Sunday, February 21, 2010

El Fuego

723 Walnut St
Philadelphia, PA 19106
(215) 592-1901

I like a good big (relatively) cheap burrito. I used to frequent a place in Salt Lake that was exactly like El Fuego, and I am glad that we have this place to fill the void that might have existed in my eating life. It is in no way shape or form authentic Mexican food, and it is great. The burritos are huge, and the ingredients are fresh.

Their chorizo is unlike most places, in that it is either cured, or it tastes/looks like it. I usually go with the spicy beef. It is moist, tender pulled beef (barbacoa) that complements the other ingredients well.

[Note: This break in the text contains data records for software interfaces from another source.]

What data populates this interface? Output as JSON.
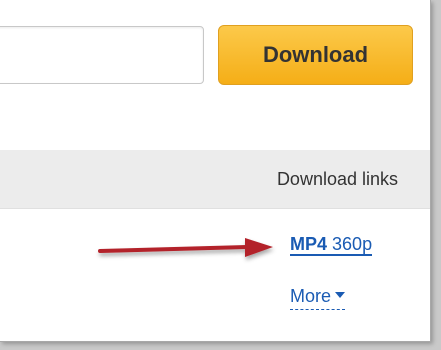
{
  "search": {
    "value": "",
    "placeholder": ""
  },
  "toolbar": {
    "download_label": "Download"
  },
  "links_section": {
    "header_label": "Download links",
    "formats": [
      {
        "type": "MP4",
        "quality": "360p"
      }
    ],
    "more_label": "More"
  },
  "colors": {
    "button_accent": "#f5ae17",
    "link": "#1a5bb3",
    "arrow": "#b3222a"
  },
  "icons": [
    "red-pointer-arrow-icon",
    "caret-down-icon"
  ]
}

When you enter, there is an assembly line where they steam the tortilla, and then you choose black or pinto beans, they add rice, lettuce, cheese, sour cream, and your choice of salsas (I get all three), and they wrap it up. Guacamole costs extra and I skip it, because it usually is all concentrated in one spot, and you get a bite of tortilla and guac only. So if you are looking for a filling, cheap lunch in Washington square, this place might be your best bet.